Senior Vice President – Head of Platforms & Development
While there are quite some documentation / blogs / samples that describe how to build a progressive web app based on Oracle APEX in general, so far there i no real sample that describes in detail on how to build such an app on top of the Oracle Autonomous Database (ATP). This post will give some guidance on how we were able to build a PWA on top of the ATP – in this case even on the “free tier” version of ATP on OCI.
Progressive web applications (PWA)
In many use cases having a “mobile” access to business applications has become crucial. Not always providing just a “responsive” layout, e.g. by using the Oracle APEX Universal or a dedicated Mobile-Theme is enough. Nowadays users expect their applications to be available “from the home screen” (if not from the App Store), are “always signed in”, “offline capable” and furthermore allow push notifications. Progressive Web Apps can cover most of these requirements (https://en.wikipedia.org/wiki/Progressive_web_application).
pwabuilder.com to kickstart your PWA creation
The www.pwabuilder.com websites helps to build your first progressive web app. In a wizard like way you can define all the relevant attributes and further configure a “caching” service worker according to your needs. The tool furthermore checks your current configuration for conformance to all the PWA requirements in a nice dashboard.
PWAs on Autonomous Database
One crucial requirement for the service worker and the application manifest is: they need to reside in either a dedicated (quite high level, e.g. at root level /sw.js) URL or they need to provide a special HTTP Header.
On an Oracle Autonomous Database (e.g. ATP) both is difficult to achieve:
- Serving static application/workspace ressources serves them under a “cryptic” URL such as /ords/r/test/100/files/static/v36/app.js
- Serving static ressources does not allow to set a dedicated HTTP Header variable.
There are two possible workarounds for this:
- Build a load balancer in combination with some path rules in front of the ORDS server. This load balancer further needs a SSL certificate. This is probably the best way for production environments, where the URLs/Hostname of APEX on ATP is not “nice enough” anyway.
Step by Step to your first PWA on ATP
Step1: Install Sample App
On your ATP instance load the Sample App:
Step 2: Build manifest.json and service worker
The core files that a progressive web app needs to provide are a manifest.json describing the application in detail and a service worker that implements handling e.g. offline caching and background notifications. An easy way to generate those files is the web app www.pwabuilder.com.
The first step on that page is to specify the URL to provide as a PWA. While the pwabuilder can directly check if everything is done correctly (if your app is publicly available) there are currently some issues of this feature for the APEX way of session/Cookie-Handling (I’ve created a Pull Request at https://github.com/pwa-builder/PWABuilder/issues/630 to fix this already).
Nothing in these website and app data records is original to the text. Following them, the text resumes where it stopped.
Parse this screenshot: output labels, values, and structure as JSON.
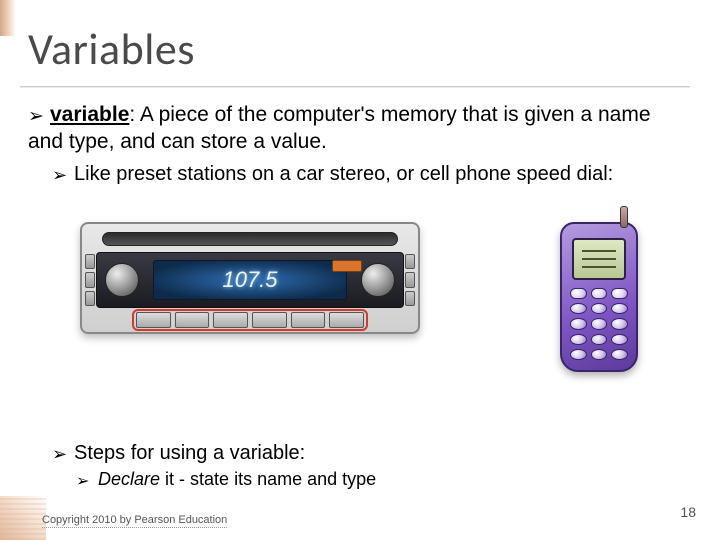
{
  "title": "Variables",
  "bullets": {
    "b1_term": "variable",
    "b1_rest": ": A piece of the computer's memory that is given a name and type, and can store a value.",
    "b2": "Like preset stations on a car stereo, or cell phone speed dial:",
    "b3": "Steps for using a variable:",
    "b4_emph": "Declare",
    "b4_mid": " it",
    "b4_rest": "   - state its name and type"
  },
  "stereo": {
    "frequency": "107.5"
  },
  "footer": {
    "copyright": "Copyright 2010 by Pearson Education",
    "page": "18"
  }
}
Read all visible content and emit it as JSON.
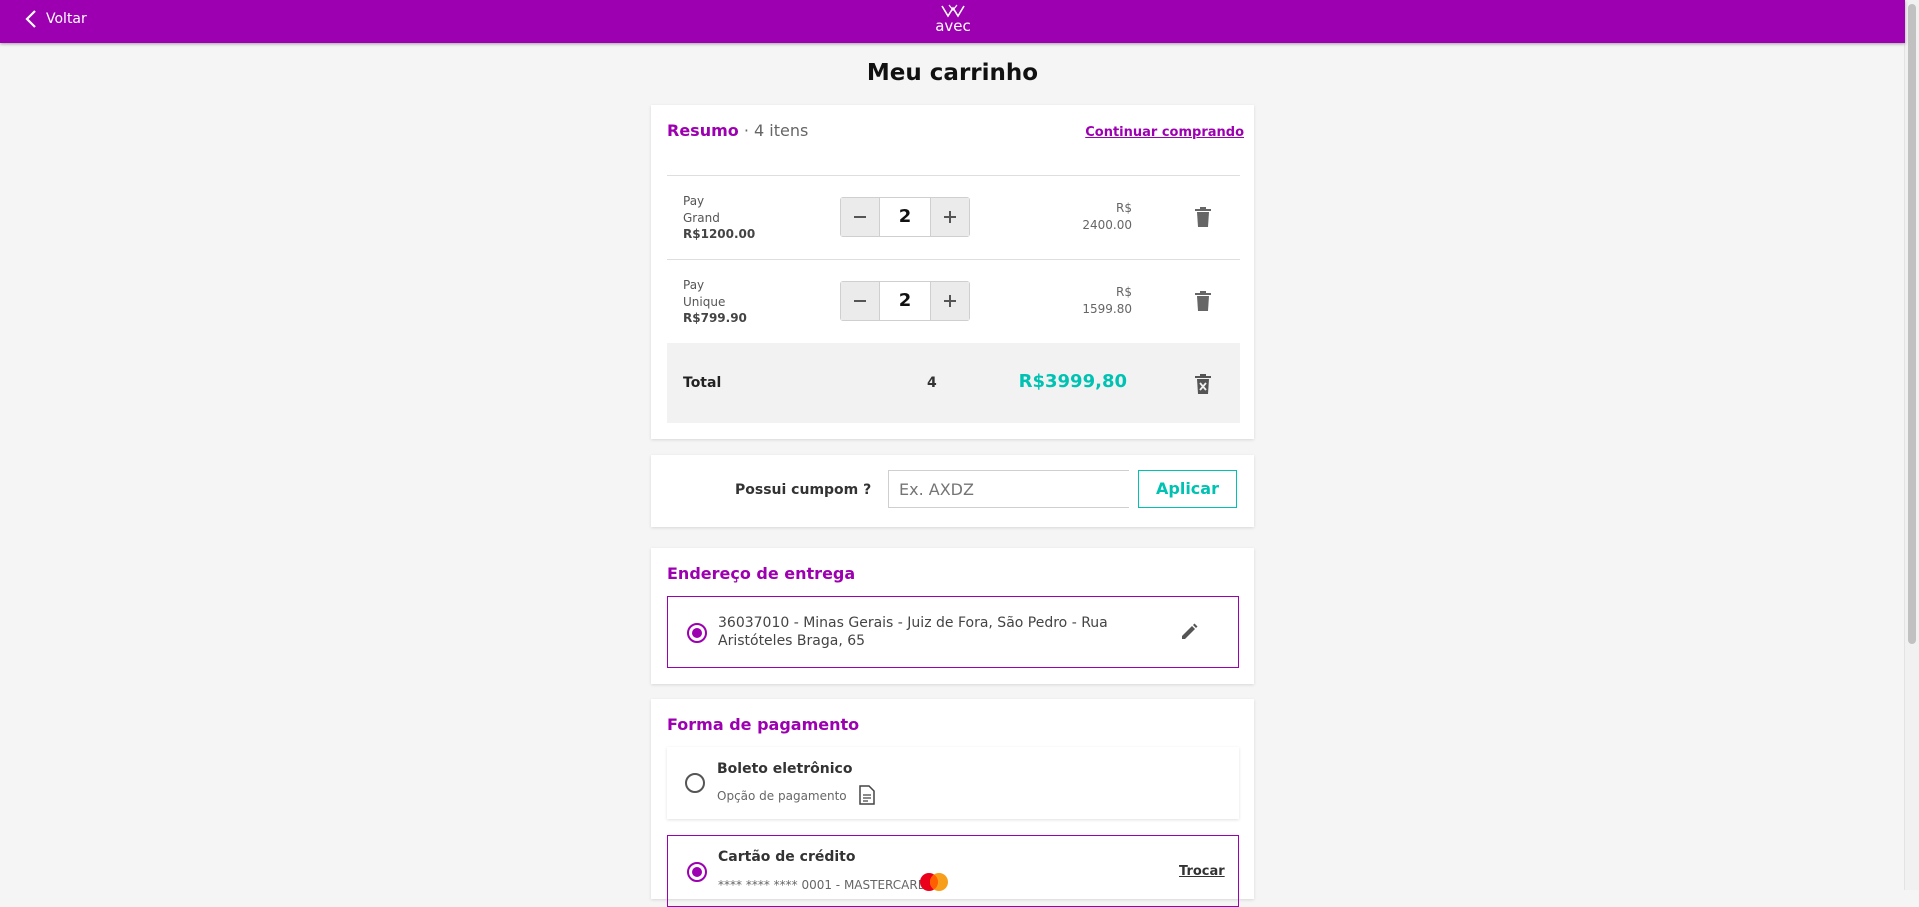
{
  "header": {
    "back_label": "Voltar",
    "logo_text": "avec"
  },
  "page": {
    "title": "Meu carrinho"
  },
  "summary": {
    "title": "Resumo",
    "count_text": "· 4 itens",
    "continue_label": "Continuar comprando",
    "items": [
      {
        "name_line1": "Pay",
        "name_line2": "Grand",
        "price": "R$1200.00",
        "qty": "2",
        "total_currency": "R$",
        "total_value": "2400.00"
      },
      {
        "name_line1": "Pay",
        "name_line2": "Unique",
        "price": "R$799.90",
        "qty": "2",
        "total_currency": "R$",
        "total_value": "1599.80"
      }
    ],
    "total_label": "Total",
    "total_qty": "4",
    "total_value": "R$3999,80"
  },
  "coupon": {
    "label": "Possui cumpom ?",
    "placeholder": "Ex. AXDZ",
    "apply_label": "Aplicar"
  },
  "address": {
    "title": "Endereço de entrega",
    "line1": "36037010 - Minas Gerais - Juiz de Fora, São Pedro - Rua",
    "line2": "Aristóteles Braga, 65"
  },
  "payment": {
    "title": "Forma de pagamento",
    "boleto_title": "Boleto eletrônico",
    "boleto_sub": "Opção de pagamento",
    "card_title": "Cartão de crédito",
    "card_sub": "**** **** **** 0001 - MASTERCARD",
    "change_label": "Trocar"
  },
  "colors": {
    "brand": "#9c00b0",
    "accent": "#00c2b3"
  },
  "icons": [
    "chevron-left-icon",
    "avec-logo-icon",
    "minus-icon",
    "plus-icon",
    "trash-icon",
    "clear-cart-icon",
    "radio-icon",
    "edit-icon",
    "document-icon",
    "mastercard-icon"
  ]
}
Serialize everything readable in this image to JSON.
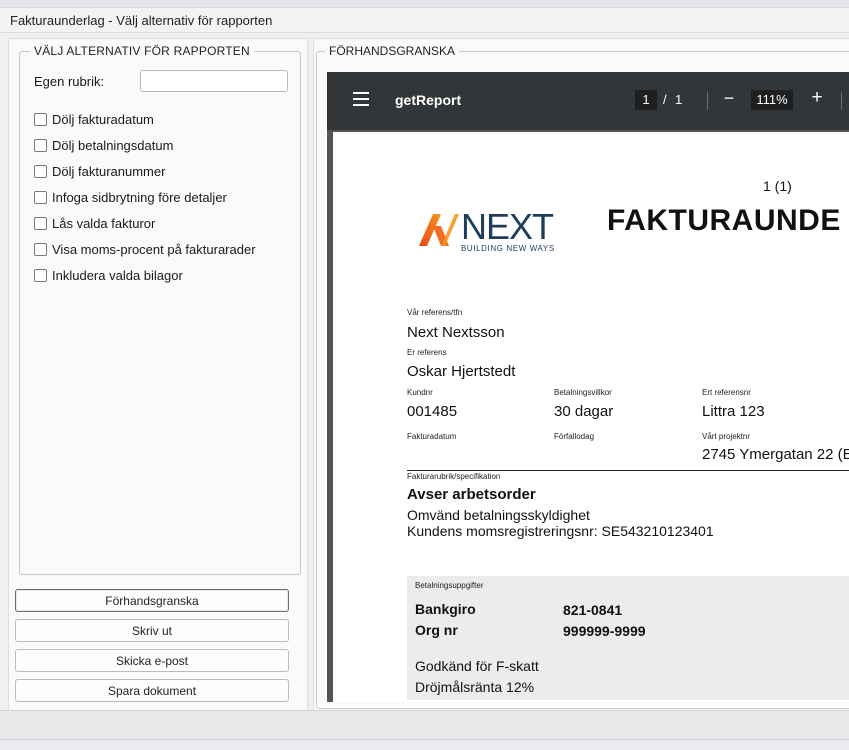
{
  "window": {
    "title": "Fakturaunderlag - Välj alternativ för rapporten"
  },
  "options": {
    "legend": "VÄLJ ALTERNATIV FÖR RAPPORTEN",
    "custom_heading_label": "Egen rubrik:",
    "custom_heading_value": "",
    "checkboxes": [
      {
        "label": "Dölj fakturadatum",
        "checked": false
      },
      {
        "label": "Dölj betalningsdatum",
        "checked": false
      },
      {
        "label": "Dölj fakturanummer",
        "checked": false
      },
      {
        "label": "Infoga sidbrytning före detaljer",
        "checked": false
      },
      {
        "label": "Lås valda fakturor",
        "checked": false
      },
      {
        "label": "Visa moms-procent på fakturarader",
        "checked": false
      },
      {
        "label": "Inkludera valda bilagor",
        "checked": false
      }
    ]
  },
  "buttons": {
    "preview": "Förhandsgranska",
    "print": "Skriv ut",
    "email": "Skicka e-post",
    "save": "Spara dokument"
  },
  "preview": {
    "legend": "FÖRHANDSGRANSKA",
    "viewer": {
      "doc_title": "getReport",
      "current_page": "1",
      "page_separator": "/",
      "total_pages": "1",
      "zoom": "111%",
      "zoom_out_symbol": "−",
      "zoom_in_symbol": "+"
    },
    "document": {
      "page_indicator": "1 (1)",
      "logo_word": "NEXT",
      "logo_tagline": "BUILDING NEW WAYS",
      "heading": "FAKTURAUNDE",
      "our_reference_label": "Vår referens/tfn",
      "our_reference_value": "Next Nextsson",
      "your_reference_label": "Er referens",
      "your_reference_value": "Oskar Hjertstedt",
      "customer_no_label": "Kundnr",
      "customer_no_value": "001485",
      "payment_terms_label": "Betalningsvillkor",
      "payment_terms_value": "30 dagar",
      "your_ref_no_label": "Ert referensnr",
      "your_ref_no_value": "Littra 123",
      "invoice_date_label": "Fakturadatum",
      "due_date_label": "Förfallodag",
      "our_project_label": "Vårt projektnr",
      "our_project_value": "2745 Ymergatan 22 (E",
      "spec_label": "Fakturarubrik/specifikation",
      "spec_title": "Avser arbetsorder",
      "spec_line1": "Omvänd betalningsskyldighet",
      "spec_line2": "Kundens momsregistreringsnr: SE543210123401",
      "payment_label": "Betalningsuppgifter",
      "bankgiro_label": "Bankgiro",
      "bankgiro_value": "821-0841",
      "orgnr_label": "Org nr",
      "orgnr_value": "999999-9999",
      "fskatt_note": "Godkänd för F-skatt",
      "interest_note": "Dröjmålsränta 12%"
    }
  },
  "colors": {
    "viewer_toolbar": "#323639",
    "viewer_background": "#525659",
    "logo_navy": "#1f3d5a",
    "logo_orange": "#f05a28"
  }
}
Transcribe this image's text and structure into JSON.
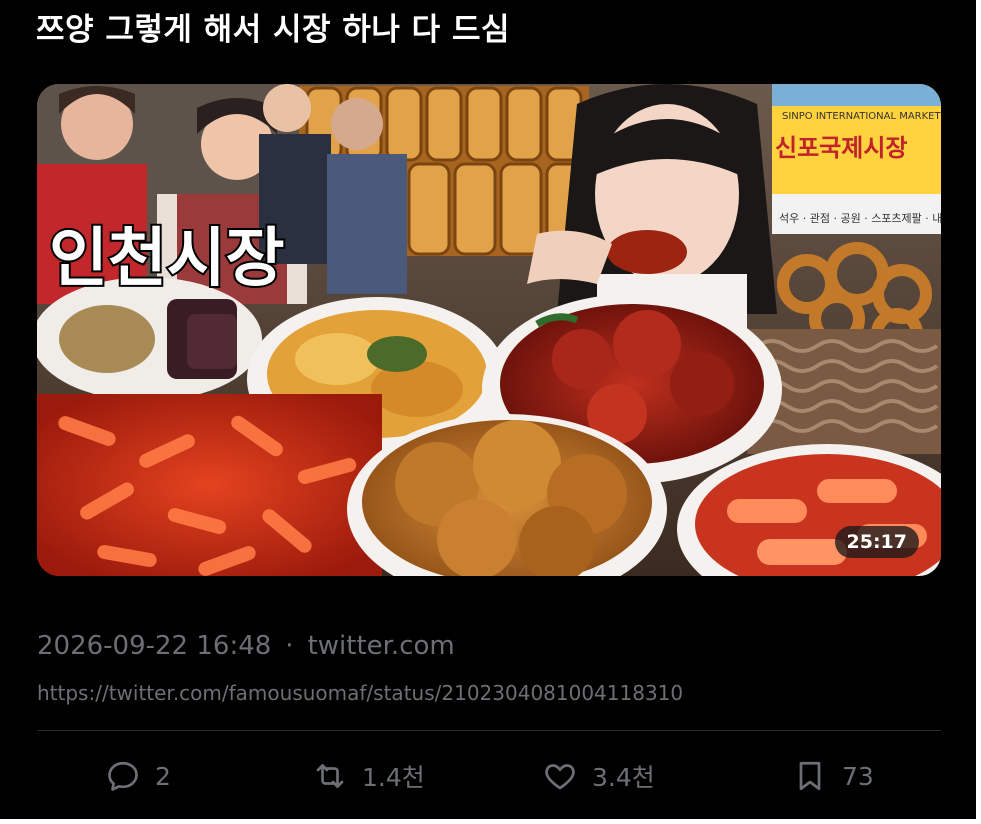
{
  "post": {
    "title": "쯔양 그렇게 해서 시장 하나 다 드심",
    "timestamp": "2026-09-22 16:48",
    "source": "twitter.com",
    "url": "https://twitter.com/famousuomaf/status/2102304081004118310"
  },
  "video": {
    "duration": "25:17",
    "overlay_text": "인천시장",
    "sign_text": "신포국제시장",
    "sign_subtext": "SINPO INTERNATIONAL MARKET",
    "banner_text": "석우 · 관점 · 공원 · 스포츠제팔 · 내리"
  },
  "actions": {
    "reply_count": "2",
    "retweet_count": "1.4천",
    "like_count": "3.4천",
    "bookmark_count": "73"
  },
  "colors": {
    "background": "#000000",
    "meta_text": "#6c6f73",
    "divider": "#2a2c2f"
  },
  "icons": {
    "reply": "reply-icon",
    "retweet": "retweet-icon",
    "like": "heart-icon",
    "bookmark": "bookmark-icon"
  }
}
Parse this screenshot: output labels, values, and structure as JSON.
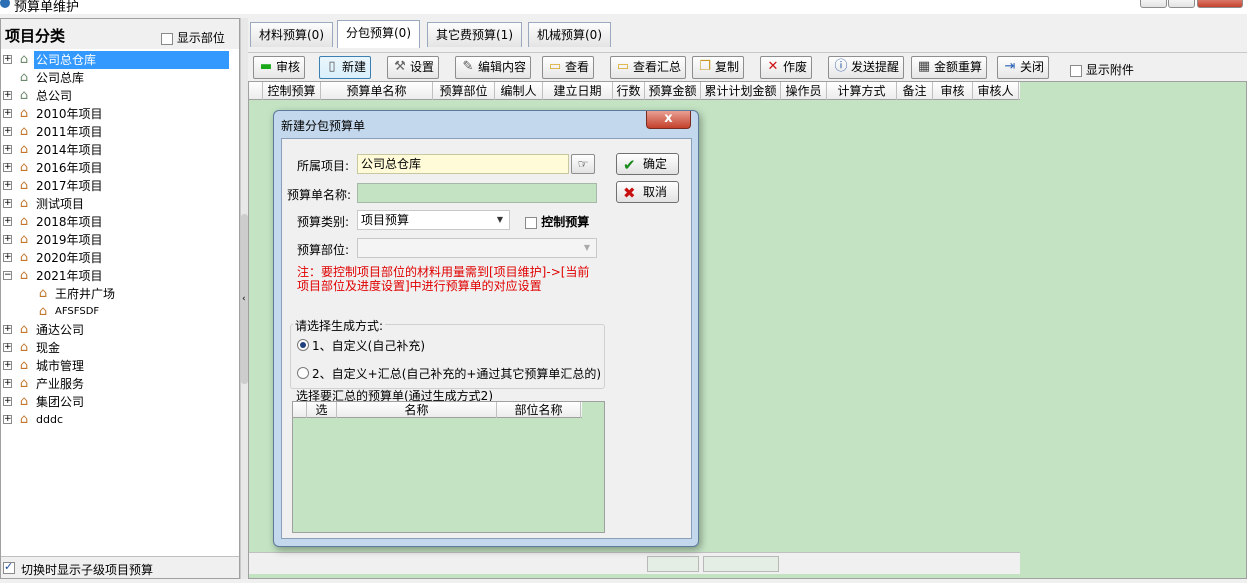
{
  "window": {
    "title": "预算单维护"
  },
  "left_panel": {
    "title": "项目分类",
    "show_dept_label": "显示部位",
    "footer_label": "切换时显示子级项目预算",
    "tree": [
      {
        "label": "公司总仓库",
        "selected": true
      },
      {
        "label": "公司总库"
      },
      {
        "label": "总公司"
      },
      {
        "label": "2010年项目"
      },
      {
        "label": "2011年项目"
      },
      {
        "label": "2014年项目"
      },
      {
        "label": "2016年项目"
      },
      {
        "label": "2017年项目"
      },
      {
        "label": "测试项目"
      },
      {
        "label": "2018年项目"
      },
      {
        "label": "2019年项目"
      },
      {
        "label": "2020年项目"
      },
      {
        "label": "2021年项目"
      },
      {
        "label": "王府井广场"
      },
      {
        "label": "AFSFSDF"
      },
      {
        "label": "通达公司"
      },
      {
        "label": "现金"
      },
      {
        "label": "城市管理"
      },
      {
        "label": "产业服务"
      },
      {
        "label": "集团公司"
      },
      {
        "label": "dddc"
      }
    ]
  },
  "tabs": [
    {
      "label": "材料预算(0)"
    },
    {
      "label": "分包预算(0)"
    },
    {
      "label": "其它费预算(1)"
    },
    {
      "label": "机械预算(0)"
    }
  ],
  "toolbar": {
    "audit": "审核",
    "new": "新建",
    "settings": "设置",
    "edit": "编辑内容",
    "view": "查看",
    "view_summary": "查看汇总",
    "copy": "复制",
    "void": "作废",
    "send_reminder": "发送提醒",
    "recalc": "金额重算",
    "close": "关闭",
    "show_attach": "显示附件"
  },
  "grid_columns": [
    "控制预算",
    "预算单名称",
    "预算部位",
    "编制人",
    "建立日期",
    "行数",
    "预算金额",
    "累计计划金额",
    "操作员",
    "计算方式",
    "备注",
    "审核",
    "审核人"
  ],
  "dialog": {
    "title": "新建分包预算单",
    "close_glyph": "x",
    "project_label": "所属项目:",
    "project_value": "公司总仓库",
    "name_label": "预算单名称:",
    "name_value": "",
    "category_label": "预算类别:",
    "category_value": "项目预算",
    "control_label": "控制预算",
    "dept_label": "预算部位:",
    "dept_value": "",
    "ok": "确定",
    "cancel": "取消",
    "note_line1": "注：要控制项目部位的材料用量需到[项目维护]->[当前",
    "note_line2": "项目部位及进度设置]中进行预算单的对应设置",
    "gen_title": "请选择生成方式:",
    "option1": "1、自定义(自己补充)",
    "option2": "2、自定义+汇总(自己补充的+通过其它预算单汇总的)",
    "summary_title": "选择要汇总的预算单(通过生成方式2)",
    "sub_columns": [
      "选",
      "名称",
      "部位名称"
    ]
  }
}
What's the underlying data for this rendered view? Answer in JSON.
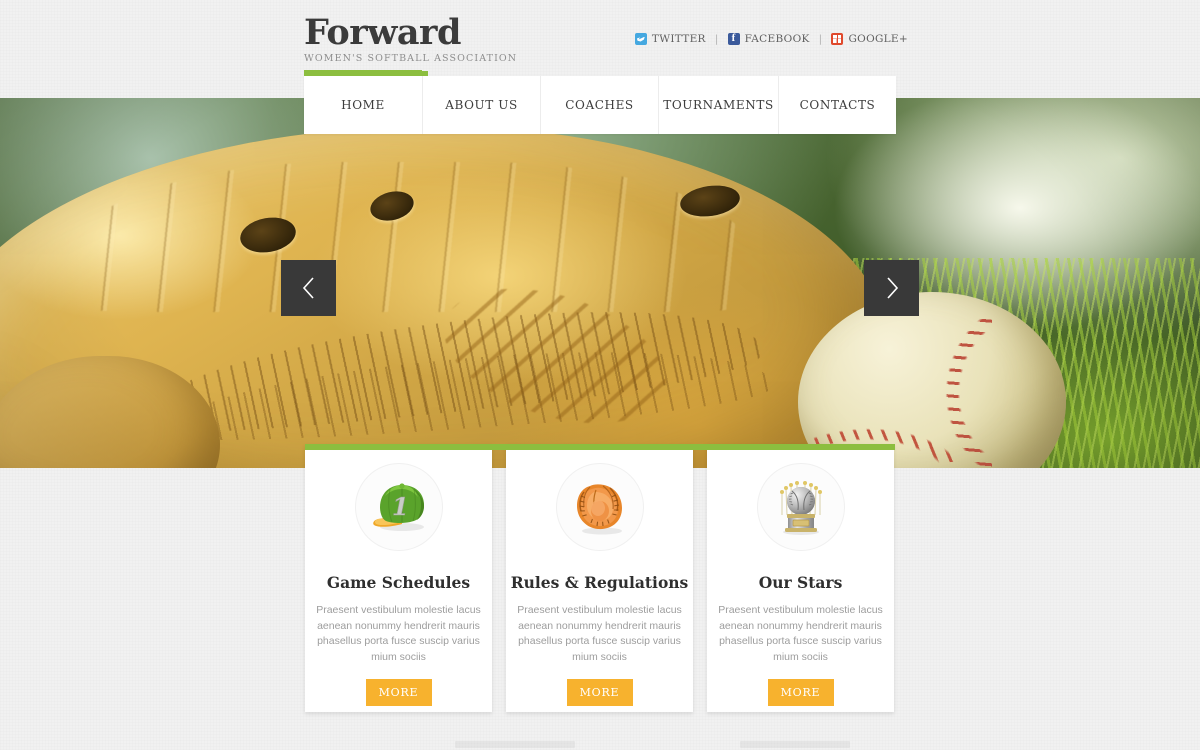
{
  "header": {
    "logo_title": "Forward",
    "logo_tagline": "WOMEN'S SOFTBALL ASSOCIATION",
    "social": [
      {
        "label": "TWITTER",
        "icon": "twitter-icon"
      },
      {
        "label": "FACEBOOK",
        "icon": "facebook-icon"
      },
      {
        "label": "GOOGLE+",
        "icon": "google-plus-icon"
      }
    ],
    "separator": "|"
  },
  "nav": {
    "items": [
      {
        "label": "HOME",
        "active": true
      },
      {
        "label": "ABOUT US",
        "active": false
      },
      {
        "label": "COACHES",
        "active": false
      },
      {
        "label": "TOURNAMENTS",
        "active": false
      },
      {
        "label": "CONTACTS",
        "active": false
      }
    ]
  },
  "hero": {
    "description": "Close-up photo of a golden leather baseball glove and a worn baseball in green grass",
    "prev_label": "‹",
    "next_label": "›"
  },
  "cards": [
    {
      "icon": "baseball-cap-icon",
      "title": "Game Schedules",
      "text": "Praesent vestibulum molestie lacus aenean nonummy hendrerit mauris phasellus porta fusce suscip varius mium sociis",
      "button": "MORE"
    },
    {
      "icon": "baseball-glove-icon",
      "title": "Rules & Regulations",
      "text": "Praesent vestibulum molestie lacus aenean nonummy hendrerit mauris phasellus porta fusce suscip varius mium sociis",
      "button": "MORE"
    },
    {
      "icon": "trophy-icon",
      "title": "Our Stars",
      "text": "Praesent vestibulum molestie lacus aenean nonummy hendrerit mauris phasellus porta fusce suscip varius mium sociis",
      "button": "MORE"
    }
  ],
  "colors": {
    "accent_green": "#8cbe3f",
    "accent_orange": "#f7b22e",
    "page_bg": "#f1f1f1",
    "dark": "#393939"
  }
}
In the manifest tab of pwabuilder fill in the name, icons, start_url, … of the APEX pwa and save the generated manifest.json:
In addition the “Service Worker” tab of the pwabuilder provides a number of pre-built service workers for various caching patterns:
Finally zip up the java scripts plus the manifest.json and the icons into a zip that is similar to the one attached here.
Step 3: Upload and register manifest and service worker
In the next step upload the above files as “Static Application Files”. An easy way to load the manifest.json is the favicon section of the apex application:
The app.js that registers the service worker can be put into the “File Urls” of the APEX template:
Step 4: provide the service worker
Unfortunately you cannot simple provide the service worker java script as a static application file: It can only handle URLs that lay “below” the location of the service worker java script itself. Since this is nested (e.g. /ords/r/test/100/files/static/v48/sw.js), this does not allow “real” PWA APEX applications. I decided to use ORDS to serve the service worker instead. The implementation can then fetch the actual sw.js from the Application Static Files:
The code for this can look like:
apex_session.create_session(p_app_id => 100, –Replace with APP ID
p_page_id => 1, –Replace with PAGE ID
p_username =>’TEST’ –Replace with USERNAME
select blob_content into v_clob from wwv_flow_files where flow_id=100 and filename=’sw.js’;
The following articles and demo applications provide examples of PWAs on top of Oracle APEX: